The building blocks of a successful mentorship program

The building blocks of a successful mentorship program

Over the past years, mentorship programs have become increasingly important in the workplace.

According to Sarah Kessler in her Inc. article “How to Start a Mentoring Program,’ mentoring can enhance employee satisfaction, engagement, and retention. It can also attract more talent, supplement onboarding, and provide employees with all-important guidance in their career trajectories. It can serve as an inexpensive yet effective way to transfer company-specific knowledge. Finally, it can provide potential leaders with additional leadership training and experience.

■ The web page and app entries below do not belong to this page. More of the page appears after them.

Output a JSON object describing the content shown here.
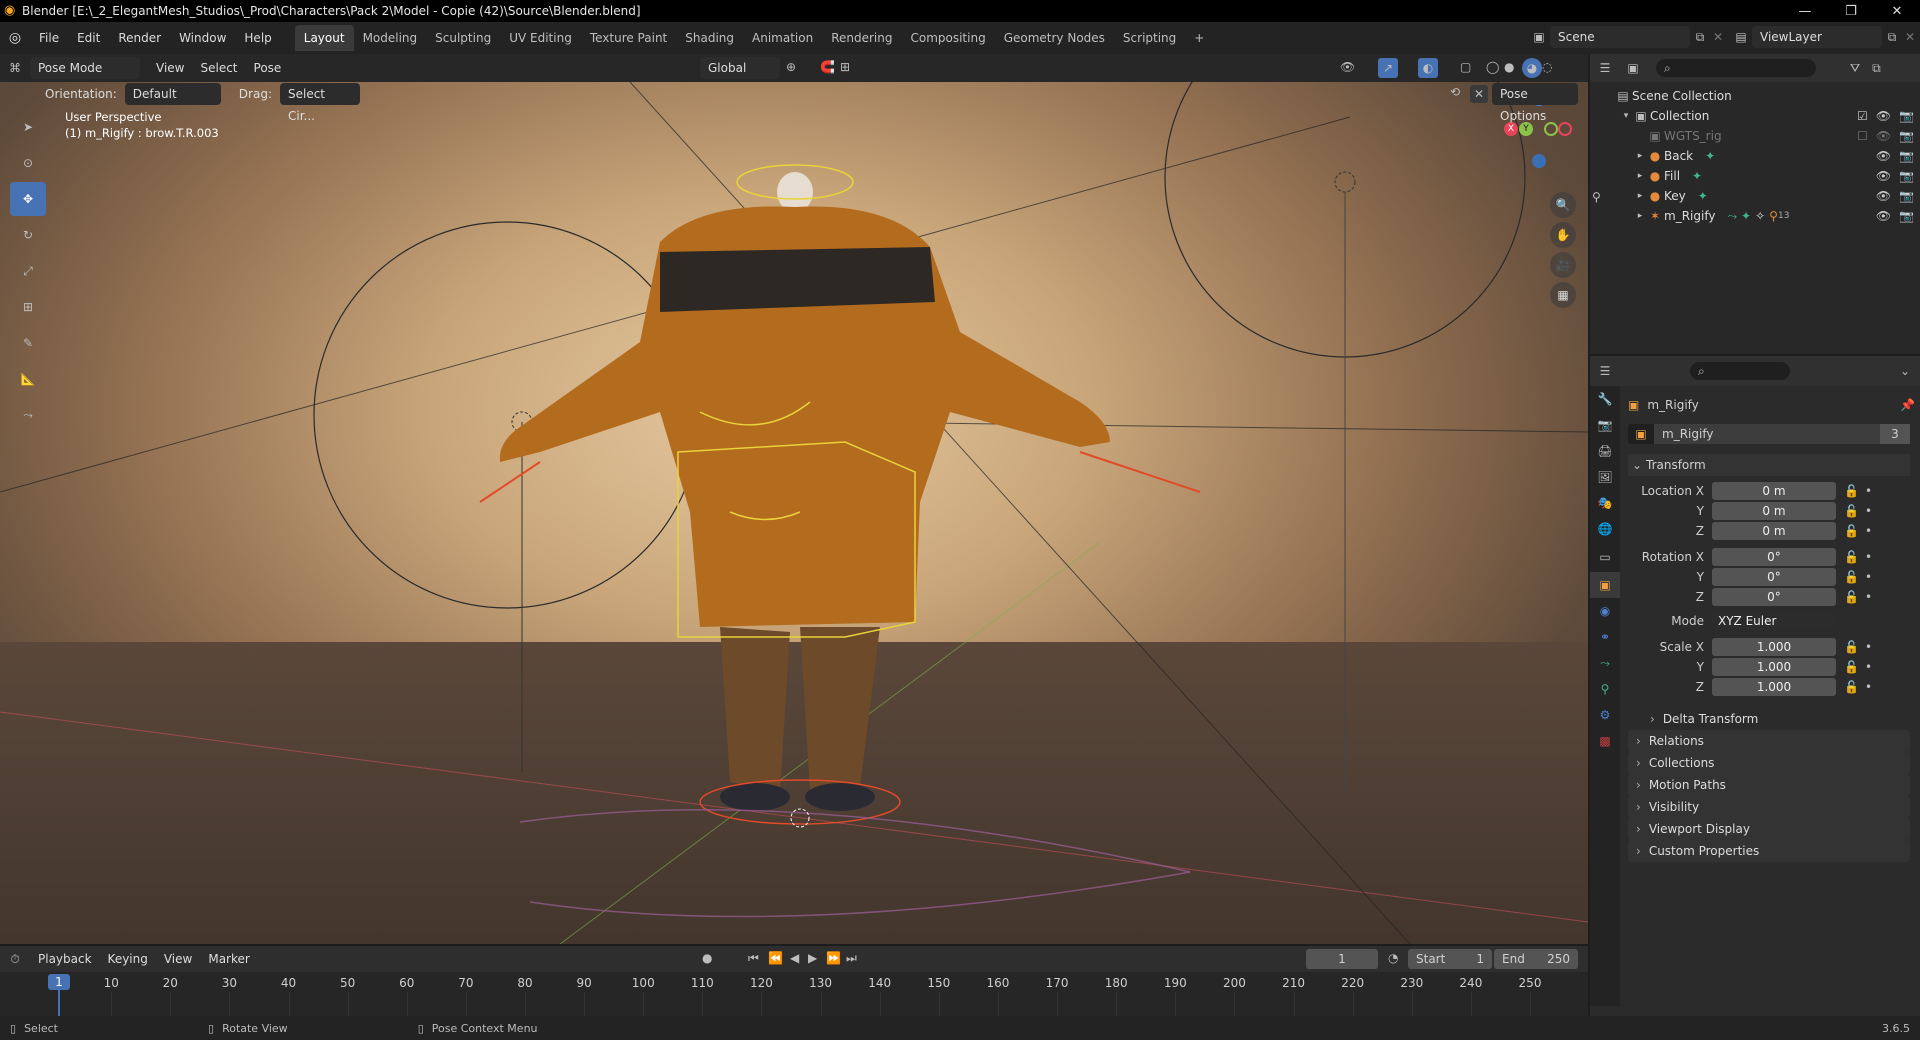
{
  "window": {
    "title": "Blender [E:\\_2_ElegantMesh_Studios\\_Prod\\Characters\\Pack 2\\Model - Copie (42)\\Source\\Blender.blend]"
  },
  "menubar": {
    "items": [
      "File",
      "Edit",
      "Render",
      "Window",
      "Help"
    ],
    "workspaces": [
      "Layout",
      "Modeling",
      "Sculpting",
      "UV Editing",
      "Texture Paint",
      "Shading",
      "Animation",
      "Rendering",
      "Compositing",
      "Geometry Nodes",
      "Scripting"
    ],
    "active_workspace": "Layout",
    "add_tab": "+",
    "scene": "Scene",
    "view_layer": "ViewLayer"
  },
  "viewport_header": {
    "mode": "Pose Mode",
    "menus": [
      "View",
      "Select",
      "Pose"
    ],
    "transform_orientation": "Global",
    "orientation_label": "Orientation:",
    "orientation_value": "Default",
    "drag_label": "Drag:",
    "drag_value": "Select Cir...",
    "pose_options": "Pose Options"
  },
  "viewport": {
    "perspective": "User Perspective",
    "active_object": "(1) m_Rigify : brow.T.R.003",
    "gizmo_axes": [
      "X",
      "Y",
      "Z"
    ]
  },
  "outliner": {
    "root": "Scene Collection",
    "collection": "Collection",
    "items": [
      {
        "name": "WGTS_rig",
        "dim": true
      },
      {
        "name": "Back"
      },
      {
        "name": "Fill"
      },
      {
        "name": "Key"
      },
      {
        "name": "m_Rigify"
      }
    ],
    "rigify_badge": "13"
  },
  "properties": {
    "object_name": "m_Rigify",
    "data_name": "m_Rigify",
    "data_users": "3",
    "transform_title": "Transform",
    "location": {
      "label": "Location X",
      "x": "0 m",
      "y": "0 m",
      "z": "0 m"
    },
    "rotation": {
      "label": "Rotation X",
      "x": "0°",
      "y": "0°",
      "z": "0°"
    },
    "mode_label": "Mode",
    "mode_value": "XYZ Euler",
    "scale": {
      "label": "Scale X",
      "x": "1.000",
      "y": "1.000",
      "z": "1.000"
    },
    "axis_y": "Y",
    "axis_z": "Z",
    "panels": [
      "Delta Transform",
      "Relations",
      "Collections",
      "Motion Paths",
      "Visibility",
      "Viewport Display",
      "Custom Properties"
    ]
  },
  "timeline": {
    "menus": [
      "Playback",
      "Keying",
      "View",
      "Marker"
    ],
    "current_frame": "1",
    "start_label": "Start",
    "start": "1",
    "end_label": "End",
    "end": "250",
    "ruler": [
      "1",
      "10",
      "20",
      "30",
      "40",
      "50",
      "60",
      "70",
      "80",
      "90",
      "100",
      "110",
      "120",
      "130",
      "140",
      "150",
      "160",
      "170",
      "180",
      "190",
      "200",
      "210",
      "220",
      "230",
      "240",
      "250"
    ]
  },
  "statusbar": {
    "select": "Select",
    "rotate": "Rotate View",
    "context": "Pose Context Menu",
    "version": "3.6.5"
  },
  "colors": {
    "accent": "#4772b3",
    "axis_x": "#e8455a",
    "axis_y": "#8bc34a",
    "axis_z": "#3d83d9",
    "bone_yellow": "#e9d23a",
    "bone_red": "#e24a2a"
  }
}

A successful mentorship program can become a valuable asset for your company. That’s why you need to know which building blocks are critical to the program’s success. Let’s take a closer look.

Building block 1: The objective

Before you start, you need to decide what the objective of the program will be. Possible choices include:

  • training or education of new employees
  • transfer of company-specific knowledge
  • retaining a more diverse workforce
  • improving upward mobility for minorities

Another approach is to allow your employees to choose the objective of their mentorship. For example, working mothers might want guidance in advancing their career without sacrificing their family, or a Baby Boomer employee might want technology training in social media or online collaboration tools.

Building block 2: Participants

Knowing which employees can participate is important to understanding the scope of the program. Some companies limit enrollment to new employees; others make participation a requirement; while yet others allow their people to decide for themselves.

The program’s objective will have an impact on the target group. For example, if you want to retain a more diverse workforce, voluntary participation could either encourage or deter employees, depending on their individual reactions to their personal experiences in the workplace. Required participation could be the best approach. Similarly, if the objective is to transfer company-specific knowledge, the most logical approach is to make participation in the program a requirement for all employees.

Building block 3: Duration

The length of the pairing will depend in large part on the objective of the program. Initial training and the transfer of company-specific knowledge are both goals that can be attained within a predetermined period of time. For employees, knowing that this kind of mentorship relationship has a limited duration can be a relief.

Objectives such as retaining a more diverse workforce or improving the upward mobility of minorities can be indefinite. To a certain extent, the mentor will be the mentee’s career counselor and confidant, so that’s a relationship that should become fruitful over time. When a mentee becomes discouraged or doesn’t think he or she will get a promotion, it’s the mentor’s responsibility to find a way to motivate and inspire him or her to continue on.

Building block 4: Coordination

The program will need to be coordinated properly in order for it to be effective. Coordination will involve registering and pairing participants, training, providing the necessary tools, and periodic evaluation. It will also involve dealing with participants’ concerns or complaints.

The SHRM article “Creating a Mentor Program” advises appointing one person as a program coordinator, and if necessary, a committee that assists the mentor in the implementation of the program.

Building block 5: Tools

Though it’s possible to run a program without any formal tools, it’s more efficient and effective with them. Online collaboration tools that allow mentors and mentees to interact with each other, as well as in peer groups, can form a solid support to periodic face-to-face meetings. In addition, they facilitate progress tracking.

Building block 6: Participant guidance

In order to meet expectations, both mentors and mentees need to understand their responsibilities in the mentorship relationship. The coordinator will be responsible for informing them about this. He or she will also provide handbooks or instructions as needed for any tools the program utilizes.

Building block 7: Evaluation

For any program to be successful, it needs to be regularly evaluated. Distributing questionnaires among the participants can yield insights on how it’s working for them. Applications designed to track data pertaining to the company’s objective(s) can help provide a view of what’s working and what’s not, as well as areas that can be improved.

Keep these building blocks in mind to establish a successful mentorship program that will benefit your employees, your company, and yourself.